Sometimes actors will crescendo to a certain peak in their careers, lasting for months to years. Keanu Reeves is reaching that peak in 2016, and we’re talking McConaissance levels here. The upcoming year sees Keanu working with numerous arthouse auteurs – Ana Lily Amirpour, Nicolas Winding Refn and (cross your fingers his film gets released this year) Shane Carruth. And then, like a glorious cherry on top, we are getting John Wick 2. Keanu is flexing both his arthouse and action hero muscles, the pinnacle of a path that’s taken some time.
It started back in 2014 when John Wick came out, becoming the definitive Keanu Reeves action film that we had all been waiting for, as the actor proved to still have the chops, dexterity and pull to deliver an instantly iconic action film and character. The stuntwork Reeves did was insanely complex, adopting a sort of gun-fu style of fighting captured in impressive long takes by directors David Leitch and Chad Stahelski. The magnitude of how awesome John Wick is can be summed up by the two messages a friend sent me after a viewing: “DUDE JOHN WICK” and “HOLY SHIT.” Keanu had ascended to a rightful place in action hero cinema that we had been waiting for since The Matrix, and his greatest asset as an actor is also what people hate the most about watching him — he acts like an alien whose understanding of human emotion only comes from having watched a lot of bad action films. Not a lot of directors know what to do with that, but since John Wick, Keanu seems to have found a certain groove with filmmakers that understand how to use him.
While an Eli Roth film is the cinematic equivalent of having to fart but worrying that some poop might come out, his collaboration with Keanu, Knock Knock, was surprisingly good. This was mainly because the film was designed to be pure camp, and Keanu’s forced emotions worked perfectly to create an enjoyable and authentic vibe. While I normally don’t like it when actors I admire work with Roth, this represented a sort of break from Keanu’s comfort zone, and now that it paid off, he’s doubling down on that aspect for 2016.
Ana Lily Amirpour created one of the more authentic debuts this decade with her bizarre and entrancing Iranian vampire western, A Girl Walks Home Alone At Night. She’s following it up with an even more bizarre-sounding film called The Bad Batch, a romance set in a community of post-apocalyptic cannibals. Incidentally, Nicolas Winding Refn (Drive, Valhalla Rising) follows up his polarizing Only God Forgives sometime this year with The Neon Demon, a horror-type following a young model who moves to L.A. and finds a group of women who want her beauty. Shane Carruth, the auteur behind mind-melters Primer and Upstream Color, sets his next film as an ensemble piece in the high seas called The Modern Ocean. While we have to wait on Keanu’s performances, the mere fact that he’s taking chances on these filmmakers (and vice versa) speaks volumes of where he’s at creatively.

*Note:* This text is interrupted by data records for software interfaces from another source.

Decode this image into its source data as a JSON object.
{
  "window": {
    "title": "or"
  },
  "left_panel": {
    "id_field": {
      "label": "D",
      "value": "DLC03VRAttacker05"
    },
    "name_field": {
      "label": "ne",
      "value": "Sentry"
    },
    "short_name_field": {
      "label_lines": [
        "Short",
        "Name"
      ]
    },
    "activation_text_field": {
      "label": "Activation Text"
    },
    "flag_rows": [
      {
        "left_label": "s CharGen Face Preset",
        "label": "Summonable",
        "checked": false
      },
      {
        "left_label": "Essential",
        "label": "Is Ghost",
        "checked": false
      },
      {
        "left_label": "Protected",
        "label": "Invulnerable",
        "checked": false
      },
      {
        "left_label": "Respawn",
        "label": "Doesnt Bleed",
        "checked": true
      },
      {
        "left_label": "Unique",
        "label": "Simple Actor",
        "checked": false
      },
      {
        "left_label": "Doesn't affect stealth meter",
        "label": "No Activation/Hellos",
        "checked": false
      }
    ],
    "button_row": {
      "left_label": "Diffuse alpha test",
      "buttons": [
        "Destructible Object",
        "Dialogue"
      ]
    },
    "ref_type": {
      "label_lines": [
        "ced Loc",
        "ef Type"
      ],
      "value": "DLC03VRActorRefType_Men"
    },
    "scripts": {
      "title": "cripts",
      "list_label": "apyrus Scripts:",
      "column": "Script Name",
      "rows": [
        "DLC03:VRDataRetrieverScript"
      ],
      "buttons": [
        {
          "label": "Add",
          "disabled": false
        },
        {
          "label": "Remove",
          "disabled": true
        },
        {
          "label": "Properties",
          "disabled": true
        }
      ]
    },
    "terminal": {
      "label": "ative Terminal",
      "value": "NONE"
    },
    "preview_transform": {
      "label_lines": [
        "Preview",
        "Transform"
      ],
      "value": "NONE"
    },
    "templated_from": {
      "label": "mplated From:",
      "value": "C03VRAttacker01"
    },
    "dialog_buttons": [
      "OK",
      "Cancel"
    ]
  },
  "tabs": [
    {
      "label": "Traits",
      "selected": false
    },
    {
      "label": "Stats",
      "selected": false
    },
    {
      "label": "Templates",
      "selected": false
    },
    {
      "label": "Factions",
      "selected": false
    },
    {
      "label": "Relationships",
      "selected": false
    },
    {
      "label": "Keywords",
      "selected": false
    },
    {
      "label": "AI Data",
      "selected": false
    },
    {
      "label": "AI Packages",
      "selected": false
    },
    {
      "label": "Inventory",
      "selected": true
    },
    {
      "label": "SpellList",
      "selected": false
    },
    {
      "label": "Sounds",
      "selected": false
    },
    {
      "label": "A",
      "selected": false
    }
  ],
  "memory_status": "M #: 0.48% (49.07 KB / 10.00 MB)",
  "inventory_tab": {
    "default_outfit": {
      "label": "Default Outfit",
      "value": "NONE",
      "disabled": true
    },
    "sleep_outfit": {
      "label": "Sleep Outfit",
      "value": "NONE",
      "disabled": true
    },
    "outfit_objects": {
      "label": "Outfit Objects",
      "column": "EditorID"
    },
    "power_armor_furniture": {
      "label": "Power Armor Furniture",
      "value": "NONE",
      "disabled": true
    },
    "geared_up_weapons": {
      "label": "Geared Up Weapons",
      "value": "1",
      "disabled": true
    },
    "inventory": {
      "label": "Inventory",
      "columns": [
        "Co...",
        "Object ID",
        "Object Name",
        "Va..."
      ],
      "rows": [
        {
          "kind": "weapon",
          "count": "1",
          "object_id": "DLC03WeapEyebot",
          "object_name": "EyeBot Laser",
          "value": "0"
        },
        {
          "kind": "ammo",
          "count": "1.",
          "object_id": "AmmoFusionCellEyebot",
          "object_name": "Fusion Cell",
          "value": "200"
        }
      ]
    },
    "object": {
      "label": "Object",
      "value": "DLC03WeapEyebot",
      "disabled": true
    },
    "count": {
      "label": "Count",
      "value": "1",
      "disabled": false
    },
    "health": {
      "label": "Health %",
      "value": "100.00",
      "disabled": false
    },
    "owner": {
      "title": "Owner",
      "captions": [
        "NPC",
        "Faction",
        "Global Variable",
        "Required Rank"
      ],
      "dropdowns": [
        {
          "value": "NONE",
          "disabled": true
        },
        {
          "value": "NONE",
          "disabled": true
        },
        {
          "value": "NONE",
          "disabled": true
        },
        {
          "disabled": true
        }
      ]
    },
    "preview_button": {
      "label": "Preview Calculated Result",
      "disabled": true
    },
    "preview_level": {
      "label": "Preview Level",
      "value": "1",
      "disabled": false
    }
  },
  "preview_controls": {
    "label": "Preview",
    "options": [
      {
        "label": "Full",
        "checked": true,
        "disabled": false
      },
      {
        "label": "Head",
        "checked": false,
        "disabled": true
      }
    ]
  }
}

Then on the other hand, you have the return of Reeves’ most iconic action hero in John Wick 2 later this year. It’s easy to complain about the need for a sequel (John Wick tied itself off pretty neatly), but at the same time, the original took a simple narrative concept (don’t kill his dog) and magnified it to exponentially ass-kicking ends. If the sequel takes the same approach of simplicity in narrative (and lets Keanu do his thing), then Reeves stands a strong chance to be the action hero of the year. More ambitious than ever, it’s all coming together for Keanu — 2016 stands to have many narratives unfold, but none of them are as exciting as watching Reeves juggle arthouse and action cinema in his own personal renaissance. Don’t call it a comeback, call it a Reeves-urrection.
Dylan Moses Griffin has been a cinephile for as long as he can remember. His favorite film is Taxi Driver, and he reads the works of Roger Ebert like it’s scripture. If you want, he will talk to you for 30 minutes about the chronologically weird/amazing Fast and Furious franchise.